_Records_:
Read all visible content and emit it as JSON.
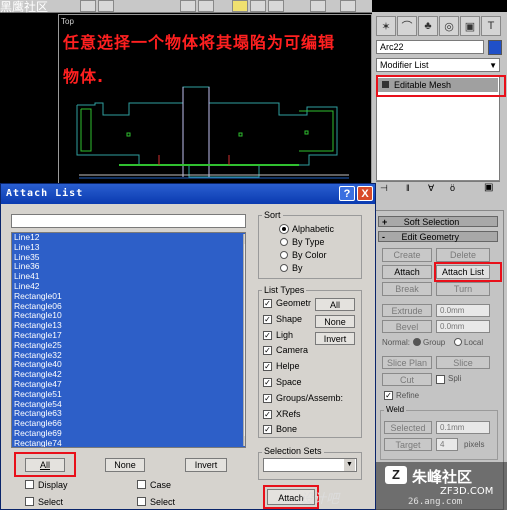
{
  "watermark_top": "黑鹰社区",
  "viewport": {
    "label": "Top",
    "caption_line1": "任意选择一个物体将其塌陷为可编辑",
    "caption_line2": "物体."
  },
  "command_panel": {
    "object_name": "Arc22",
    "modifier_list": "Modifier List",
    "stack_item": "Editable Mesh",
    "soft_selection": "Soft Selection",
    "edit_geometry": "Edit Geometry",
    "create": "Create",
    "delete": "Delete",
    "attach": "Attach",
    "attach_list": "Attach List",
    "break": "Break",
    "turn": "Turn",
    "extrude": "Extrude",
    "extrude_value": "0.0mm",
    "bevel": "Bevel",
    "bevel_value": "0.0mm",
    "normal": "Normal:",
    "group": "Group",
    "local": "Local",
    "slice_plane": "Slice Plan",
    "slice": "Slice",
    "cut": "Cut",
    "split": "Spli",
    "refine": "Refine",
    "weld": "Weld",
    "selected": "Selected",
    "selected_value": "0.1mm",
    "target": "Target",
    "target_value": "4",
    "pixels": "pixels"
  },
  "dialog": {
    "title": "Attach List",
    "help": "?",
    "close": "X",
    "items": [
      "Line12",
      "Line13",
      "Line35",
      "Line36",
      "Line41",
      "Line42",
      "Rectangle01",
      "Rectangle06",
      "Rectangle10",
      "Rectangle13",
      "Rectangle17",
      "Rectangle25",
      "Rectangle32",
      "Rectangle40",
      "Rectangle42",
      "Rectangle47",
      "Rectangle51",
      "Rectangle54",
      "Rectangle63",
      "Rectangle66",
      "Rectangle69",
      "Rectangle74"
    ],
    "all": "All",
    "none": "None",
    "invert": "Invert",
    "display": "Display",
    "case": "Case",
    "select1": "Select",
    "select2": "Select",
    "sort": {
      "title": "Sort",
      "options": [
        "Alphabetic",
        "By Type",
        "By Color",
        "By"
      ],
      "selected": "Alphabetic"
    },
    "list_types": {
      "title": "List Types",
      "items": [
        "Geometr",
        "Shape",
        "Ligh",
        "Camera",
        "Helpe",
        "Space",
        "Groups/Assemb:",
        "XRefs",
        "Bone"
      ],
      "all": "All",
      "none": "None",
      "invert": "Invert"
    },
    "selection_sets": "Selection Sets",
    "attach_button": "Attach"
  },
  "watermarks": {
    "site": "朱峰社区",
    "url": "ZF3D.COM",
    "cn": "设计吧",
    "url2": "26.ang.com"
  },
  "colors": {
    "selection_blue": "#2d5fc8",
    "title_blue": "#0a3ab0",
    "highlight_red": "#e8101a",
    "caption_red": "#ff2020"
  }
}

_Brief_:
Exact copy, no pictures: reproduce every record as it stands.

_Your response_:
Read all visible content and emit it as JSON.
{
  "watermark_top": "黑鹰社区",
  "viewport": {
    "label": "Top",
    "caption_line1": "任意选择一个物体将其塌陷为可编辑",
    "caption_line2": "物体."
  },
  "command_panel": {
    "object_name": "Arc22",
    "modifier_list": "Modifier List",
    "stack_item": "Editable Mesh",
    "soft_selection": "Soft Selection",
    "edit_geometry": "Edit Geometry",
    "create": "Create",
    "delete": "Delete",
    "attach": "Attach",
    "attach_list": "Attach List",
    "break": "Break",
    "turn": "Turn",
    "extrude": "Extrude",
    "extrude_value": "0.0mm",
    "bevel": "Bevel",
    "bevel_value": "0.0mm",
    "normal": "Normal:",
    "group": "Group",
    "local": "Local",
    "slice_plane": "Slice Plan",
    "slice": "Slice",
    "cut": "Cut",
    "split": "Spli",
    "refine": "Refine",
    "weld": "Weld",
    "selected": "Selected",
    "selected_value": "0.1mm",
    "target": "Target",
    "target_value": "4",
    "pixels": "pixels"
  },
  "dialog": {
    "title": "Attach List",
    "help": "?",
    "close": "X",
    "items": [
      "Line12",
      "Line13",
      "Line35",
      "Line36",
      "Line41",
      "Line42",
      "Rectangle01",
      "Rectangle06",
      "Rectangle10",
      "Rectangle13",
      "Rectangle17",
      "Rectangle25",
      "Rectangle32",
      "Rectangle40",
      "Rectangle42",
      "Rectangle47",
      "Rectangle51",
      "Rectangle54",
      "Rectangle63",
      "Rectangle66",
      "Rectangle69",
      "Rectangle74"
    ],
    "all": "All",
    "none": "None",
    "invert": "Invert",
    "display": "Display",
    "case": "Case",
    "select1": "Select",
    "select2": "Select",
    "sort": {
      "title": "Sort",
      "options": [
        "Alphabetic",
        "By Type",
        "By Color",
        "By"
      ],
      "selected": "Alphabetic"
    },
    "list_types": {
      "title": "List Types",
      "items": [
        "Geometr",
        "Shape",
        "Ligh",
        "Camera",
        "Helpe",
        "Space",
        "Groups/Assemb:",
        "XRefs",
        "Bone"
      ],
      "all": "All",
      "none": "None",
      "invert": "Invert"
    },
    "selection_sets": "Selection Sets",
    "attach_button": "Attach"
  },
  "watermarks": {
    "site": "朱峰社区",
    "url": "ZF3D.COM",
    "cn": "设计吧",
    "url2": "26.ang.com"
  },
  "colors": {
    "selection_blue": "#2d5fc8",
    "title_blue": "#0a3ab0",
    "highlight_red": "#e8101a",
    "caption_red": "#ff2020"
  }
}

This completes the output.